EV Parts for Sale

After 5 years of owning my electric car, its come time to say goodbye.  The short story is simply that my original lead-acid batteries have reached their end of life and I can't invest the time or money into replacements.  So, i've disassembled the car, which is going for scrap, and have the good EV parts here for sale.  Anyone with interest or questions, please contact me at jboncek@gmail.com

Parts List:

1 Curtis Controller 1231C - 500A 144VDC - Free aluminum cooling block included.

1 Netgain Impulse 9 Motor - double ended shaft
$1,300 + shipping or local pickup

1 Russco Charger SC-18 w/ Boost Transformer -- $500
1 500A shunt -- Best offer
1 Electric Vacuum pump with reservoir -- $75
1 400A Fuse -- $50
1 PB-5 Throttle Control Potbox with microswitch -- $50
1 Iota DLS-55 DC-DC power supply 144v-12vDC -- $100
1 Adapter Kit - 91-93 Toyota Tercel Manual Transmission to Impulse 9 -- Best Offer
1 Westach Volt Gauge -- $75
Westach Amp Gauge -- $75
Misc lengths of 2/0 AWG Welding Cable -- Best Offer

For most of the items, I can provide original receipts and/or manuals upon request.

Free Shipping to the Continental US, except on the motor.

Pictures Below

How I built an electric skateboard

Spring is here and so is the latest version on my electric skateboard!  This winter, I virtually rebuilt everything but the motor assembly. Here are the abbreviated release notes:

Increased ground clearance
Single switch on-off
External LED status lights
4 screw service access
Flush charging port
New .75in 3D printed risers with integrated cable ties

Of all the improvements made this winter, by far the biggest and hardest in the list was increasing the ground clearance. But, I have to say...it freakin worked. Now the bottom of the box is just about level with the bottom of the trucks.

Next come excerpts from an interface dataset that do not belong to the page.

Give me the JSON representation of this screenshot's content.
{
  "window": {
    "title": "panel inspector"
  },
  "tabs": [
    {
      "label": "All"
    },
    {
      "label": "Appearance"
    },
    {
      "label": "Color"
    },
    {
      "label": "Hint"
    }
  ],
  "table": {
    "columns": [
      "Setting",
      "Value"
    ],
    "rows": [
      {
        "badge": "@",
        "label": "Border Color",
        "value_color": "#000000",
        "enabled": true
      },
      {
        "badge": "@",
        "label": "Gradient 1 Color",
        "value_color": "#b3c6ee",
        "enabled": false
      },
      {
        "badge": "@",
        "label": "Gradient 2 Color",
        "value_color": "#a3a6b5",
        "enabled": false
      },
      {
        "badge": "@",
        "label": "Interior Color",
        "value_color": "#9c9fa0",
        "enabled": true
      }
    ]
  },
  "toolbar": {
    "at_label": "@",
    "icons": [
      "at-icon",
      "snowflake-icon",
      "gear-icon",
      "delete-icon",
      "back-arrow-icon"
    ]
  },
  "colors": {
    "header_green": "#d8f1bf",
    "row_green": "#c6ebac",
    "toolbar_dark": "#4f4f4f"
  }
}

I nearly doubled the clearance from 1.5" to 3".  Riding on this box for a few weeks now, i've yet to bottom out on anything.

In order to accomplish this, I literally had to disassemble to motor controller, hack .5" off of the main terminals, drill new holes and get special low profile bolts.  Then, because the tolerances were so tight, I printed an ABS plastic spacer that fits in the small gap between the controller and the box walls so it wouldn't short out with a sudden slip or bang.

But before I did all that I had to explore all the options with what I had.  I disassemble the battery pack to see what was in there....I tried gaining clearance by splitting the pack into 2 halves, but there was not much to gain.  I was able to tweak how the main leads came out of the pack.

Okay, so I decided how it's gonna go - now how the heck was I gonna build it?  It seemed expensive and kinda dumb to sub this out to a shop, so I bought a bending brake for $75, and a sheet of aluminum off amazon supply (free shipping with prime :))

As shown in the pictures, I drafted my flat pattern, cut it out, bent it and then riveted it together.  In the end flanges, I managed to have Steve install rivnuts so I wouldn't need to have access inside to box to the nut. Just 4 bolts. This was a very nice addition to the design and makes it a breeze to disassemble, service or reprogram.

Now it was time to get everything into place.  I knew that the battery and controller were roughly fixed, but I hadn't worked out the rest of the wires and components.  They were small details...Enter the wonders of 3D printing.  It was super easy to layout all my parts and make everything I needed to get all the little parts right where I wanted them.

The picture should show the rest of the details: charging port, on/off, LEDs.

And here is the final assembly on the road!

Hope you like. Anyone with any questions , feel free to comment.